FROM THE outermost suburbs to the downtown hub of this national capital area, the financial outlook is riddled with question marks: What can residents and businesses expect from their governments in response to tougher economic times? Fewer services? Higher taxes? Massive layoffs of public and private employees? Or maybe -- just maybe -- a therapeutic wringing out of the excess in government and private business as well. Though the signals may be all too sobering, the prospects for an intelligent local as well as regional response to common economic challenges happen to be far better here today than in years.
Not only are there new, talented people stepping from election victories into various high offices in the District and the neighboring suburbs, but there is also a much-improved opportunity to explore cooperative regional approaches that are both more efficient and more economical. Good things along these lines are starting to happen already, including a calling together of all the local and congressional leaders in the region for a special session to be hosted by Rep. Connie Morella (R-Md.).
Look at some of the changes in leadership, starting with the election of Sharon Pratt Dixon as D.C. mayor and John Wilson as D.C. Council chairman -- two independent, intelligent thinkers who long ago spoke up about waste in the bureaucratic structure and who are now in positions to do something about it. Though they differ on several financial issues, they have acknowledged that the situation today requires that they work together. They are not without important help, either: the Rivlin Commission report on budget and financial priorities is a powerful inventory/blueprint for the city's leaders in 1991 and beyond.

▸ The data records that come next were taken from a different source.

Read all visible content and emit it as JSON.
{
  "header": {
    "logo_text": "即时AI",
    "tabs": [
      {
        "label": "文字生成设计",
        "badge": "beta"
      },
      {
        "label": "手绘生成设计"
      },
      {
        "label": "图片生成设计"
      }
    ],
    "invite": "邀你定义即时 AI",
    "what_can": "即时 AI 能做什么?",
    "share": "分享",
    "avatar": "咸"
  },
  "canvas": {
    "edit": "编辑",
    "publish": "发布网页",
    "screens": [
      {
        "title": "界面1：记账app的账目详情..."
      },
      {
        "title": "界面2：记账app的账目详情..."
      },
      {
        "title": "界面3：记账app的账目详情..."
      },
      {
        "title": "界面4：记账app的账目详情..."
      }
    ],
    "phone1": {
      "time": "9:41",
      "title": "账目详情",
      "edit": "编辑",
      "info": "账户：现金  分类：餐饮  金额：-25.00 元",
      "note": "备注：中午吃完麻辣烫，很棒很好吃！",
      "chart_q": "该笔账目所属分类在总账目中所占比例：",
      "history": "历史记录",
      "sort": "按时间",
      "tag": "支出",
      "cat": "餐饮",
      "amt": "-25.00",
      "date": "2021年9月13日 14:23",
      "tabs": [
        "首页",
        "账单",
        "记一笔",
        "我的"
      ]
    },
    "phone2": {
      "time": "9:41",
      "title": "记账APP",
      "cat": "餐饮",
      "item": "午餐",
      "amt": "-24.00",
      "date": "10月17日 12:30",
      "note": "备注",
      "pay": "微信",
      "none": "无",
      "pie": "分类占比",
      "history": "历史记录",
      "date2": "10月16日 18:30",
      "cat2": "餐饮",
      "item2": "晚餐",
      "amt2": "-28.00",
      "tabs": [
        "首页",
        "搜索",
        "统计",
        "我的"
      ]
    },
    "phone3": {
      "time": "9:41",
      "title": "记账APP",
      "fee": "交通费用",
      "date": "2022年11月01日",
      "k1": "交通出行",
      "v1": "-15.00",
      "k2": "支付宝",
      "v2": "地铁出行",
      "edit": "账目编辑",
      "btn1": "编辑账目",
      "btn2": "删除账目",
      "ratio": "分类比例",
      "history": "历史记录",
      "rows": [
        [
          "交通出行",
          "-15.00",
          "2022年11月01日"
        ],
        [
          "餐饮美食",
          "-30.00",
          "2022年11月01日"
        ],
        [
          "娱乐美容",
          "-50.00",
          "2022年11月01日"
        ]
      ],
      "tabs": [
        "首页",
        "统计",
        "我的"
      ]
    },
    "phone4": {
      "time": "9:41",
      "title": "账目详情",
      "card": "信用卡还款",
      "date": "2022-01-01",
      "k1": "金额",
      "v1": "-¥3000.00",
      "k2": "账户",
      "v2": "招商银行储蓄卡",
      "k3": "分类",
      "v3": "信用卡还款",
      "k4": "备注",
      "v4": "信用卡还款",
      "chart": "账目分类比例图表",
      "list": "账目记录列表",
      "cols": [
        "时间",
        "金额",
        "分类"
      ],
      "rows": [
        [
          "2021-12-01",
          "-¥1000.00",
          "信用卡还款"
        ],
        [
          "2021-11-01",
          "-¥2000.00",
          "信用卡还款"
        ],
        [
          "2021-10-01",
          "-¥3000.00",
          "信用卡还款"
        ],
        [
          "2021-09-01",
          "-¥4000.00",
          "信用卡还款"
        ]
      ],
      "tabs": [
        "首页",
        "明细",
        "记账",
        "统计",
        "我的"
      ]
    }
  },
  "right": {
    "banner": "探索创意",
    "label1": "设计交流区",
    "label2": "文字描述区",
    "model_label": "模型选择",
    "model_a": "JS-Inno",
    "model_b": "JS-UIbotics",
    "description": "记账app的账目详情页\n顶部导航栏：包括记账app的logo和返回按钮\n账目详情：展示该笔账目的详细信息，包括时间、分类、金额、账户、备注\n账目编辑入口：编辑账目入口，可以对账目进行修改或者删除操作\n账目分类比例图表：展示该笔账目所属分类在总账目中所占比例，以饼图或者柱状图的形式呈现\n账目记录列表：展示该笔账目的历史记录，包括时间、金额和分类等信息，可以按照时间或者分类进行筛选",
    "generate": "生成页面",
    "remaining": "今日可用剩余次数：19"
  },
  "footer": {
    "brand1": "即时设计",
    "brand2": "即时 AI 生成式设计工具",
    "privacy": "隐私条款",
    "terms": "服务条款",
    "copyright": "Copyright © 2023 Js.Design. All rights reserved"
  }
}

In the Maryland suburbs, there will be new players in the county governments who, like their counterparts in the District, may not see eye-to-eye on all big issues but who at least claim to understand the necessity of ultimately finding ways to get along with each other. And in the Virginia suburbs, where some important local elections will take place next year, local leaders and possible challengers are likely to be checking the political weather on the hour for serious responses to tougher economic times.
In Congress, there certainly is cause for regional joy in the fact that Alexandria Mayor Jim Moran will replace Rep. Stan Parris, whose advocacy of regional cooperation came late, weak and without any great history of personal participation on his part. There is already an exceptionally good caucus of this area's legislators on Capitol Hill, which can only improve with the additional contributions of Mayor Moran.
There is no magic in merely assembling regional leaders for chitchat. As the Metropolitan Washington Council of Governments and Metro have demonstrated so well over the years, there are big projects that cross jurisdictional boundaries and that benefit from the economies of joint ventures -- from water and sewer treatment facilities to subways and now on to highways and other transportation improvements. It is a given that the health of any one local jurisdiction can affect that of every other in the region. That, coupled with the economic signals across this region, should be ample incentive for creative extensions of area-wide cooperation in 1991 and beyond.